### [RECORDS PROVIDED]
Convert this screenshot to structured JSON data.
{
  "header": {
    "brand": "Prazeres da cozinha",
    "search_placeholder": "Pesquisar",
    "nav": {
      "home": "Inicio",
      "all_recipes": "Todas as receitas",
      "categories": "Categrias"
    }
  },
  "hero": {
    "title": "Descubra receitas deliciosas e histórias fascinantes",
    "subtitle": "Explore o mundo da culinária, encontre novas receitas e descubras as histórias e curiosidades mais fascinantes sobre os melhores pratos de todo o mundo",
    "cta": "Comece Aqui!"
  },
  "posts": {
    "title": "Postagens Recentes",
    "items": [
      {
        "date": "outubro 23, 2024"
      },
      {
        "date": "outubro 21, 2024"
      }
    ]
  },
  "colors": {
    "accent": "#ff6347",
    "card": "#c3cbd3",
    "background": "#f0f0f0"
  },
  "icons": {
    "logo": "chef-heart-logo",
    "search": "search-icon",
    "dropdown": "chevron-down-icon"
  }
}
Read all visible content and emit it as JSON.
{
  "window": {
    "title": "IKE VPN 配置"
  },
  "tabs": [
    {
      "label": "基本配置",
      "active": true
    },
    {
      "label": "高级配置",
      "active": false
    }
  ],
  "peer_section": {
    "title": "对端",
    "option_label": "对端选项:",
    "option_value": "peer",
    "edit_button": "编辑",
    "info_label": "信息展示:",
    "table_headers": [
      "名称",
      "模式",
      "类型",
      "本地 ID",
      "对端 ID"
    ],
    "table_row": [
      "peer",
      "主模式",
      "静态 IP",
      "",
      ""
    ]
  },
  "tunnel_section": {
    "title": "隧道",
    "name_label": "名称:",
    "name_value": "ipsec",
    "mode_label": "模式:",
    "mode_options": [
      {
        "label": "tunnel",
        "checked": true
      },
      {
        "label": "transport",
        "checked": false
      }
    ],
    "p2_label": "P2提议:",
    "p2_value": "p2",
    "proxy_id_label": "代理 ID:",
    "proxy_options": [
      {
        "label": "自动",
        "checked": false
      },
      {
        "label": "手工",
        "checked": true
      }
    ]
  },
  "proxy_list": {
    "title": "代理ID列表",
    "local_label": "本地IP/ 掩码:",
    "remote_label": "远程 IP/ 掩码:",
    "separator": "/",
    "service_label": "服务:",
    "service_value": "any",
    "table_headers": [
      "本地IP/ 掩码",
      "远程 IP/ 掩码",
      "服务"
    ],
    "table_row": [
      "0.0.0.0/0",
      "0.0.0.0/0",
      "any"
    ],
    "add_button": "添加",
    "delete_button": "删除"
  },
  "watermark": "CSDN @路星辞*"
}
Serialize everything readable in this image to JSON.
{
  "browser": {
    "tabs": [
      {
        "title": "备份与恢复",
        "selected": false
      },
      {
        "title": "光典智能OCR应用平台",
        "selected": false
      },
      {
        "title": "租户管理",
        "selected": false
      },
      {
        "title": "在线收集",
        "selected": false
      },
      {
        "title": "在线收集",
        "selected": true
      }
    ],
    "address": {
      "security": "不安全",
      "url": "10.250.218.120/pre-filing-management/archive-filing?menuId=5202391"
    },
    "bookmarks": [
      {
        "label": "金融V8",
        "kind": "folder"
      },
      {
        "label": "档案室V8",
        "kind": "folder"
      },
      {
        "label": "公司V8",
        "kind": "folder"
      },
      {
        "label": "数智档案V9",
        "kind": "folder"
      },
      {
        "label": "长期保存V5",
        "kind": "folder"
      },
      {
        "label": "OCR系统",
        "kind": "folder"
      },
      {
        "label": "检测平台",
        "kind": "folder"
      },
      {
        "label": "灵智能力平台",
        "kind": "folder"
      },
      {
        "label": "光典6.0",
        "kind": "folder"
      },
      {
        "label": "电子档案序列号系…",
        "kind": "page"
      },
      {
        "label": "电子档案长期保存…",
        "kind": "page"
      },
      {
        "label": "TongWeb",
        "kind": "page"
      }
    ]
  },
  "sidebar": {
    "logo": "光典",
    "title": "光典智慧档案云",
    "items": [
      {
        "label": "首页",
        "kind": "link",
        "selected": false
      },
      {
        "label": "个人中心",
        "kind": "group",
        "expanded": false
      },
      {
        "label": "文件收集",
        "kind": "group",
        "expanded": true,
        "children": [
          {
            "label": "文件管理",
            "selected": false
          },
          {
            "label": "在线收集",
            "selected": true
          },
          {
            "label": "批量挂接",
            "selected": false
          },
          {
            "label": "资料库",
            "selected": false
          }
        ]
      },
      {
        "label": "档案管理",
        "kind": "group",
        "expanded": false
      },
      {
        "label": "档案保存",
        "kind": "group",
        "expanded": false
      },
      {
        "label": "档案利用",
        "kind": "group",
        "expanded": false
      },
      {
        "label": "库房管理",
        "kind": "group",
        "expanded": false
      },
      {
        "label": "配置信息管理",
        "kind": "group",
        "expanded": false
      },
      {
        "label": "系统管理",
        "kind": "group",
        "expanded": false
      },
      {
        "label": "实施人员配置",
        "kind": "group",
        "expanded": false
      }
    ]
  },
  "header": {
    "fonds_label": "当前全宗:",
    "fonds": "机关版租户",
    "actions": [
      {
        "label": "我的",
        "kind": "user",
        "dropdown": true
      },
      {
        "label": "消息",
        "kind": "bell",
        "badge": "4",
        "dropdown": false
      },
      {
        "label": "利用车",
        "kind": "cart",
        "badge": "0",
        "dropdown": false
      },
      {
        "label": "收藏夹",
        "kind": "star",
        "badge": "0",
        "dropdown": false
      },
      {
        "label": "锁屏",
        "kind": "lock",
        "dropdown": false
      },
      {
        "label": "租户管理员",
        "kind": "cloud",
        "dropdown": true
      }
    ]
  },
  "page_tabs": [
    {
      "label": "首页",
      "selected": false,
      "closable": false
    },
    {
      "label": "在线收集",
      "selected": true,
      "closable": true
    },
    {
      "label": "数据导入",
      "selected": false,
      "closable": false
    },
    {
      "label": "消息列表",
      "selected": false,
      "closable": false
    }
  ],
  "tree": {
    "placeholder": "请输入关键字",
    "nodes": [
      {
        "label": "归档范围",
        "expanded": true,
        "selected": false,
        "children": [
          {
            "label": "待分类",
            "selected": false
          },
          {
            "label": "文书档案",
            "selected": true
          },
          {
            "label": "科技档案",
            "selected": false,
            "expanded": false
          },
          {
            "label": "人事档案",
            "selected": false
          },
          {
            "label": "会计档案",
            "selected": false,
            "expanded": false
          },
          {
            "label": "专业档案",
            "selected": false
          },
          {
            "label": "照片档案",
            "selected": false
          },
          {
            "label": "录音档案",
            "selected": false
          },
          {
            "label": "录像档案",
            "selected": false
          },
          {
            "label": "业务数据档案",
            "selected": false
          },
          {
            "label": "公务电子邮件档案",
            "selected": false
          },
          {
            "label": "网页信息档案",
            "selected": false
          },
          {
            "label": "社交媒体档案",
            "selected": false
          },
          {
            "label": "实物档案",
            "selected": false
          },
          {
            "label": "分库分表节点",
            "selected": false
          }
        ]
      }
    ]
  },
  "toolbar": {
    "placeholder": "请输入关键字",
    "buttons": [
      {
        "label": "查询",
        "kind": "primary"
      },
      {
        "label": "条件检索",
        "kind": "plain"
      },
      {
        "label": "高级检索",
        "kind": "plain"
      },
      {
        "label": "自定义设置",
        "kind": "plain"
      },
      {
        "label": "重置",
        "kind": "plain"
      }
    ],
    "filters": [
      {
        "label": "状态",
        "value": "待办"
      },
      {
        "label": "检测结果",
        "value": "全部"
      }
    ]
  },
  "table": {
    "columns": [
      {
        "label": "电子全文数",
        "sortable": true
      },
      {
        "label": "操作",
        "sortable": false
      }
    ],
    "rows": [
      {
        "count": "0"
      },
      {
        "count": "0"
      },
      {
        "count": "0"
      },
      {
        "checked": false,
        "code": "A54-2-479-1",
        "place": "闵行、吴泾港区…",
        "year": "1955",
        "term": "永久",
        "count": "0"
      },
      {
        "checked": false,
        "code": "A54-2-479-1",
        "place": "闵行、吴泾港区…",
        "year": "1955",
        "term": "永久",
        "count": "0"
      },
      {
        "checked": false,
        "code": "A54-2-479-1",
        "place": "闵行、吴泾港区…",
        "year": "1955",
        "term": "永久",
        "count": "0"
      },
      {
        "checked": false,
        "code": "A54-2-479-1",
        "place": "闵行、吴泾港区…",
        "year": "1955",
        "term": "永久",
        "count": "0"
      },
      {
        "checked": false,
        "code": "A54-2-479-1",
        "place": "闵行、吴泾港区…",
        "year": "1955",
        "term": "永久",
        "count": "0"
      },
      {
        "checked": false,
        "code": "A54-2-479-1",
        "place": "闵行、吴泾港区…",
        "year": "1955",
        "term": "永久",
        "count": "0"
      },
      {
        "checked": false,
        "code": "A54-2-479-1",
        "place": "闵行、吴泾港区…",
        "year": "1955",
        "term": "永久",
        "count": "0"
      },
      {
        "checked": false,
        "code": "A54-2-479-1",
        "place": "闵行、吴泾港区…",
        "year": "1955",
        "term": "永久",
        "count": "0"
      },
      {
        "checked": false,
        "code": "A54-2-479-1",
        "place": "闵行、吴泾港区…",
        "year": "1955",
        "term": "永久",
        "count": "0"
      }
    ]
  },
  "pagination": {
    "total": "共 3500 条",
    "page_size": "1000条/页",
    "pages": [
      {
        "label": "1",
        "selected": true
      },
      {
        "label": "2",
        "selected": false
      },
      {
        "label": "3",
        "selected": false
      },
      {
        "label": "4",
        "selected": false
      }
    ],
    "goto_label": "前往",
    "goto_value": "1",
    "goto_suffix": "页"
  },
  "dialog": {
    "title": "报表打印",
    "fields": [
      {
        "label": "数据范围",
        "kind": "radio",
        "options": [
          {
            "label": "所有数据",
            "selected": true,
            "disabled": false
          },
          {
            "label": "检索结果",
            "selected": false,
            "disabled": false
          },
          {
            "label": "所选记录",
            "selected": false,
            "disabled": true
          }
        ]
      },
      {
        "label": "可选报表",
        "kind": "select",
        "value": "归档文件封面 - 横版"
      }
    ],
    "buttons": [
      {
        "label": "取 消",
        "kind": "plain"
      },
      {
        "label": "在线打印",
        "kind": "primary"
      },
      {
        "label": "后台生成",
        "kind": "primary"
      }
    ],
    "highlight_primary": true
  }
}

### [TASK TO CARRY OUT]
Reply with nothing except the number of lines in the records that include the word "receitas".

### [ANSWER TO THE PROBLEM]
3